The lines of the records that include "title" should all be copied.

→ Material provided:
-=-=-=-=-

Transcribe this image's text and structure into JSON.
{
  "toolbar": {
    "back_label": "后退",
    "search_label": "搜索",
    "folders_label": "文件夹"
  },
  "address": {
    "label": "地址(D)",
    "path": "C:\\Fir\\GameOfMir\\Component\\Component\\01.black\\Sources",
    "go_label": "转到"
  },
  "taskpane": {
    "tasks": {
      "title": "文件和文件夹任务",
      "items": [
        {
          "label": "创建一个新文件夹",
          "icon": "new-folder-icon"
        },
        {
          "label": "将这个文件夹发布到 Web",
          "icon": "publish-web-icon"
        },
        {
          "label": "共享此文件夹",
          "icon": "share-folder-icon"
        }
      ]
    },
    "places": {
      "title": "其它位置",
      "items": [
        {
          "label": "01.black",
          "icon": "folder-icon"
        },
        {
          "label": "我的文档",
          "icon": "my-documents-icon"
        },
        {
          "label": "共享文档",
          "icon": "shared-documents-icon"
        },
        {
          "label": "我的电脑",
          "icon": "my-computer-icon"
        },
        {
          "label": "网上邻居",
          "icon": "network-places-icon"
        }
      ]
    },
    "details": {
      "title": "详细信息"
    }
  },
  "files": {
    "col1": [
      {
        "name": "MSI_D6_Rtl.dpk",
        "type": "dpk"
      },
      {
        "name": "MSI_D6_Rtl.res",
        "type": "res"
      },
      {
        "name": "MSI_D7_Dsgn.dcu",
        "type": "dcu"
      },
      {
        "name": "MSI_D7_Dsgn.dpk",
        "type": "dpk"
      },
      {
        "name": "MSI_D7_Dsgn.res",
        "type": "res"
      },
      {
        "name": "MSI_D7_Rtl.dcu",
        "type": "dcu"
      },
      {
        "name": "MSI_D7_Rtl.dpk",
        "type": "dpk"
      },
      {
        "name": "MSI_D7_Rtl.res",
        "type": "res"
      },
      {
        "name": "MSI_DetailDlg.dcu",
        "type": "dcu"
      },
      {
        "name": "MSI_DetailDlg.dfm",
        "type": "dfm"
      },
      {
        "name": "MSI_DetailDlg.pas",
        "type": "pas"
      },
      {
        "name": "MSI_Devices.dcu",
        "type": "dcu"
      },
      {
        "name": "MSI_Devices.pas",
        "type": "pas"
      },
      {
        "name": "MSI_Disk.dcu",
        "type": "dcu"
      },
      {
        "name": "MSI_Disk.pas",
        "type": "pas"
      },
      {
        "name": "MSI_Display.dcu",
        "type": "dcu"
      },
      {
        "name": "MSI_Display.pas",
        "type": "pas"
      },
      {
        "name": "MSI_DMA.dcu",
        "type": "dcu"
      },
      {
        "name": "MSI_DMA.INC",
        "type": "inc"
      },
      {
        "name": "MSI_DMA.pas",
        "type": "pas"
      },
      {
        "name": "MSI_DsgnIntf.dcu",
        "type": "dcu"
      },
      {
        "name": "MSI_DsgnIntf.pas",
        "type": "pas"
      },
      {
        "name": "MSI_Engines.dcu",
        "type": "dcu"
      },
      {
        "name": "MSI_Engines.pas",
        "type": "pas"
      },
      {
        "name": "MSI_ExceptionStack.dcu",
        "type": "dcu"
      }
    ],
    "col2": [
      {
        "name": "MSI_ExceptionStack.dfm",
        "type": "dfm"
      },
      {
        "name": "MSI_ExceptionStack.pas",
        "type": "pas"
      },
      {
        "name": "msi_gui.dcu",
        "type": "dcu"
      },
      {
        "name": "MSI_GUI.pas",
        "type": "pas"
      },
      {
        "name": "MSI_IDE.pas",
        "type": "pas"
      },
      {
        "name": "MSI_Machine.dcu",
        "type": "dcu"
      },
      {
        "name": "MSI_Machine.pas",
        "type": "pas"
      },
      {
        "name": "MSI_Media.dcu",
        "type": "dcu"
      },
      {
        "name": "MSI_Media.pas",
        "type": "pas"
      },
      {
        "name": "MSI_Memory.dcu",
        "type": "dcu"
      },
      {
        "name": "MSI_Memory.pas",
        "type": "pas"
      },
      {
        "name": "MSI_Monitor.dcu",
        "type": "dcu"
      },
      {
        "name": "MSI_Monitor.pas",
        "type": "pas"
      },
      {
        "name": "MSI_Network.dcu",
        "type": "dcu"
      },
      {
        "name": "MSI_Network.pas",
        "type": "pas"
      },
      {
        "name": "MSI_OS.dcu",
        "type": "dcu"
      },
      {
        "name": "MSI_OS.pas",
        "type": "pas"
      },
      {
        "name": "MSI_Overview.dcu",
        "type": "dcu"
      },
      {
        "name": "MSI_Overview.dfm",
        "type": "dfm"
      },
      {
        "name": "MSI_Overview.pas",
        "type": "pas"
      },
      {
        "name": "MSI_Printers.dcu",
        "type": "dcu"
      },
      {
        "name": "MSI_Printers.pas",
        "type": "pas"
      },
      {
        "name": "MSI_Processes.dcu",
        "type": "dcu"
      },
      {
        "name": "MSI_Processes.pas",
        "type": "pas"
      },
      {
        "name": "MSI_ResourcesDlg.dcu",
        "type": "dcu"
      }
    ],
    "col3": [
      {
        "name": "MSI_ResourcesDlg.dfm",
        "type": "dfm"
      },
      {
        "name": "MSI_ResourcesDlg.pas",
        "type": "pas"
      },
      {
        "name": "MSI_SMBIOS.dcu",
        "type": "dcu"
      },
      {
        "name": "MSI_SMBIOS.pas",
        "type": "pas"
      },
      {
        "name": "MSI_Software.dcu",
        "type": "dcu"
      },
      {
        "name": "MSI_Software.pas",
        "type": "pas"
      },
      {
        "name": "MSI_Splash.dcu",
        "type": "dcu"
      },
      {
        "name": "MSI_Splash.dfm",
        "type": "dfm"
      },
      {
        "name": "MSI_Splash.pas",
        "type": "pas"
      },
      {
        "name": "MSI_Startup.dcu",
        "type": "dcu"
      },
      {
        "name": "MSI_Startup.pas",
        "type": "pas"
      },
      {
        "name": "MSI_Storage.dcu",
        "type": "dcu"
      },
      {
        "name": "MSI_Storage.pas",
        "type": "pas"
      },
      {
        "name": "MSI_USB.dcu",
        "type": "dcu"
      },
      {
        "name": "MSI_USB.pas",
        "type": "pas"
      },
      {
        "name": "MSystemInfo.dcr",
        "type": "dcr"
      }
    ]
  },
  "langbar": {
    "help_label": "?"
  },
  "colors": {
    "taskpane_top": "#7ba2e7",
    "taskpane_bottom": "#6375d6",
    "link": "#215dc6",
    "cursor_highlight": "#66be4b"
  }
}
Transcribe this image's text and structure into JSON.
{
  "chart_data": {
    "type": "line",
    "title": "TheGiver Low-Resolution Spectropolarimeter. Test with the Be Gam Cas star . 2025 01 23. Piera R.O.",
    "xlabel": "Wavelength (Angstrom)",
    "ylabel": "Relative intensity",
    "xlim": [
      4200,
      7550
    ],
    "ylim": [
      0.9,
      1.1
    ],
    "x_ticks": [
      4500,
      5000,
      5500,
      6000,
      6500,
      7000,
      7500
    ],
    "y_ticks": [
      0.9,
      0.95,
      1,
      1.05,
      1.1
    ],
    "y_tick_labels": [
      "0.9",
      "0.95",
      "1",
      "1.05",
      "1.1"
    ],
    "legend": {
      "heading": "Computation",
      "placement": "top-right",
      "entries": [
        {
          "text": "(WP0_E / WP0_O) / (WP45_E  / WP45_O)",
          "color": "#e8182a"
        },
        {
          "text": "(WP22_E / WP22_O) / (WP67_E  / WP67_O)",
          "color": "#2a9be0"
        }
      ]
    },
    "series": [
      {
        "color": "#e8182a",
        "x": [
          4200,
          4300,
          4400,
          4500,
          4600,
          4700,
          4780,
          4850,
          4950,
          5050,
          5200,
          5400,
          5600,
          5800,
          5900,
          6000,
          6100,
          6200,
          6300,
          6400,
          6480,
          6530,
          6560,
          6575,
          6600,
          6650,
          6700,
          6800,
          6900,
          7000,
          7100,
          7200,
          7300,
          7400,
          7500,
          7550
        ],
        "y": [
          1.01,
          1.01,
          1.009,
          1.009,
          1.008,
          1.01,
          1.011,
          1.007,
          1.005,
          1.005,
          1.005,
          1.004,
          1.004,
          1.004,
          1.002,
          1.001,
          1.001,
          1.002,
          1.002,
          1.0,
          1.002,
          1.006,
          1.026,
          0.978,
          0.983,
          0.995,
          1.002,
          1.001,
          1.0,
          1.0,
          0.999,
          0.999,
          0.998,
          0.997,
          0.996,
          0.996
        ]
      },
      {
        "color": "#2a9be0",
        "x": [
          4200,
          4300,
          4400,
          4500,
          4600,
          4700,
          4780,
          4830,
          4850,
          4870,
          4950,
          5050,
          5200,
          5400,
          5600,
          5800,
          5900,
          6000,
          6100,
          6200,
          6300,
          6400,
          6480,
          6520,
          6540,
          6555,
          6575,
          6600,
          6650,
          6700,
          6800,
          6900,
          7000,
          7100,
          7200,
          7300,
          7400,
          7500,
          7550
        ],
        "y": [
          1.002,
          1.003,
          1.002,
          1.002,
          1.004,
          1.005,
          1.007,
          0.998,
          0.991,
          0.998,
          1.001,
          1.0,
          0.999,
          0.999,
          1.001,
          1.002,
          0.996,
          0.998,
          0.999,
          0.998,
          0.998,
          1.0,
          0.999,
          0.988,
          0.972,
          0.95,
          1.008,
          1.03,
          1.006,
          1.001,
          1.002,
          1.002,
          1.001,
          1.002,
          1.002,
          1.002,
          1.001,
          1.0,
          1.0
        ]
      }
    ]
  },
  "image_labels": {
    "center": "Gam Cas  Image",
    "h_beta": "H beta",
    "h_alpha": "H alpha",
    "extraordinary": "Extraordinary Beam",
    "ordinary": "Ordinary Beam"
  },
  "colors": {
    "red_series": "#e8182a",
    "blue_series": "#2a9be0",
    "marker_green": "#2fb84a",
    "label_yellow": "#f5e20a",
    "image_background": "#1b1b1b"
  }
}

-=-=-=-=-

→ Output for this exercise:
      "title": "文件和文件夹任务",
      "title": "其它位置",
      "title": "详细信息"
    "title": "TheGiver Low-Resolution Spectropolarimeter. Test with the Be Gam Cas star . 2025 01 23. Piera R.O.",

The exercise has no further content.